Tony and I traveled over to the Mid Coast Maine field Trial yesterday and it turned out to be a good trip for most of the dogs.  Frankie, Trash, and LJ (in that order) won the puppy stake.  And then Frankie came back a couple hours later and won the derby with a woodcock find (probably the same one from the puppy as mentioned below).  Second in the derby went to Brian Breveleri with Gabe and 3rd went to Jazzy with John Adsit.  Not bad for only his second trip to a field trial.  Joe Dahl and Jeff Mahaney judged the puppy stake and Joe told us afterwards that Little Thuddy  and then Abbie were the next two pups.  LJ started a little slow (for him) and wasn't able to beat out Tony's two shags.  And Little Thuddy spent a little too much time running the mowed lanes and not attacking the cover as much as the three above him.

LJ was in the first brace and had a really nice find on a woodcock where we could see standing on an edge from about 100 yards away.  As we got to him, Trash who was braced with him came in and backed then the bird flew and so did the pups.  Shortly there after Trash found the same bird for her own find.

I missed Frankie's run in the puppy as I had to go run Jack.  The wind was blowing hard all day and it was almost impossible to hear the bells beyond 75 yards and Jack is usually well beyond that.  He did have a woodcock find but it was after time and I had to use the Garmin to find him.  Later in the day the wind subsided a bit and Chris Mathan had an afternoon she will long remember.  In the 7th brace Kit had a grouse and woodcock find to be the first dog of the day to finish with clean bird work and then she followed it up with a grouse find for Rita in 8th brace.  Those two performances held up and she took first with Kit and second with Rita.  Great work in a 21 dog wild bird stake that included a lot of really good dogs.

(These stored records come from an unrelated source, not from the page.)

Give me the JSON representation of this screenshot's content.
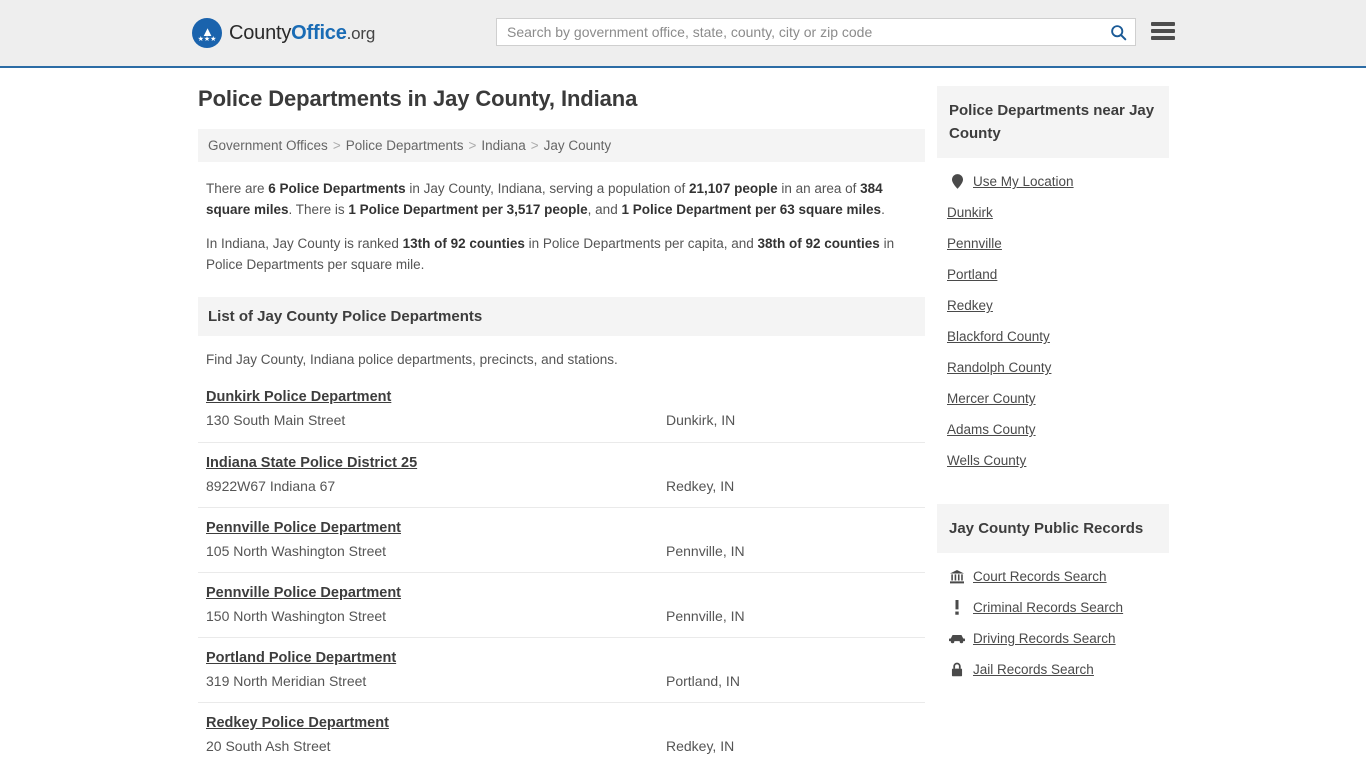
{
  "header": {
    "brand": {
      "part1": "County",
      "part2": "Office",
      "part3": ".org",
      "logo_icon": "eagle-seal-icon"
    },
    "search": {
      "placeholder": "Search by government office, state, county, city or zip code",
      "value": "",
      "search_icon": "search-icon"
    },
    "menu_icon": "hamburger-menu-icon",
    "accent_color": "#2c6ca5"
  },
  "main": {
    "title": "Police Departments in Jay County, Indiana",
    "breadcrumb": [
      {
        "label": "Government Offices"
      },
      {
        "label": "Police Departments"
      },
      {
        "label": "Indiana"
      },
      {
        "label": "Jay County"
      }
    ],
    "breadcrumb_separator": ">",
    "stats": {
      "paragraph1_parts": [
        {
          "text": "There are ",
          "bold": false
        },
        {
          "text": "6 Police Departments",
          "bold": true
        },
        {
          "text": " in Jay County, Indiana, serving a population of ",
          "bold": false
        },
        {
          "text": "21,107 people",
          "bold": true
        },
        {
          "text": " in an area of ",
          "bold": false
        },
        {
          "text": "384 square miles",
          "bold": true
        },
        {
          "text": ". There is ",
          "bold": false
        },
        {
          "text": "1 Police Department per 3,517 people",
          "bold": true
        },
        {
          "text": ", and ",
          "bold": false
        },
        {
          "text": "1 Police Department per 63 square miles",
          "bold": true
        },
        {
          "text": ".",
          "bold": false
        }
      ],
      "paragraph2_parts": [
        {
          "text": "In Indiana, Jay County is ranked ",
          "bold": false
        },
        {
          "text": "13th of 92 counties",
          "bold": true
        },
        {
          "text": " in Police Departments per capita, and ",
          "bold": false
        },
        {
          "text": "38th of 92 counties",
          "bold": true
        },
        {
          "text": " in Police Departments per square mile.",
          "bold": false
        }
      ]
    },
    "list_section": {
      "heading": "List of Jay County Police Departments",
      "subtext": "Find Jay County, Indiana police departments, precincts, and stations."
    },
    "listings": [
      {
        "name": "Dunkirk Police Department",
        "address": "130 South Main Street",
        "city": "Dunkirk, IN"
      },
      {
        "name": "Indiana State Police District 25",
        "address": "8922W67 Indiana 67",
        "city": "Redkey, IN"
      },
      {
        "name": "Pennville Police Department",
        "address": "105 North Washington Street",
        "city": "Pennville, IN"
      },
      {
        "name": "Pennville Police Department",
        "address": "150 North Washington Street",
        "city": "Pennville, IN"
      },
      {
        "name": "Portland Police Department",
        "address": "319 North Meridian Street",
        "city": "Portland, IN"
      },
      {
        "name": "Redkey Police Department",
        "address": "20 South Ash Street",
        "city": "Redkey, IN"
      }
    ]
  },
  "sidebar": {
    "near_section": {
      "heading": "Police Departments near Jay County",
      "items": [
        {
          "label": "Use My Location",
          "icon": "map-pin-icon"
        },
        {
          "label": "Dunkirk",
          "icon": ""
        },
        {
          "label": "Pennville",
          "icon": ""
        },
        {
          "label": "Portland",
          "icon": ""
        },
        {
          "label": "Redkey",
          "icon": ""
        },
        {
          "label": "Blackford County",
          "icon": ""
        },
        {
          "label": "Randolph County",
          "icon": ""
        },
        {
          "label": "Mercer County",
          "icon": ""
        },
        {
          "label": "Adams County",
          "icon": ""
        },
        {
          "label": "Wells County",
          "icon": ""
        }
      ]
    },
    "records_section": {
      "heading": "Jay County Public Records",
      "items": [
        {
          "label": "Court Records Search",
          "icon": "bank-building-icon",
          "glyph": "ἽB"
        },
        {
          "label": "Criminal Records Search",
          "icon": "exclamation-icon",
          "glyph": "!"
        },
        {
          "label": "Driving Records Search",
          "icon": "car-icon",
          "glyph": "car"
        },
        {
          "label": "Jail Records Search",
          "icon": "lock-icon",
          "glyph": "lock"
        }
      ]
    }
  }
}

Except for the wind the weather was great.  They have a gun dog stake to run Sunday morning and another shooting dog stake to follow.  They have a great group of people, nice grounds, and put on a quality trial.  Word is the Joe McCarl and Steve Groy are coming up from Pennsylvania to judge the Championship on these grounds the last weekend in September.  Considering the bird that were moved and the grouse we herard drumming late in the day it should be a good trial to mark on your calendar.

The Big Thudd took a lot of pictures hopefully he'll share them when he gets back to "work" tomorrow.  Chris was also taking pictures and I'm sure she'll post them as well.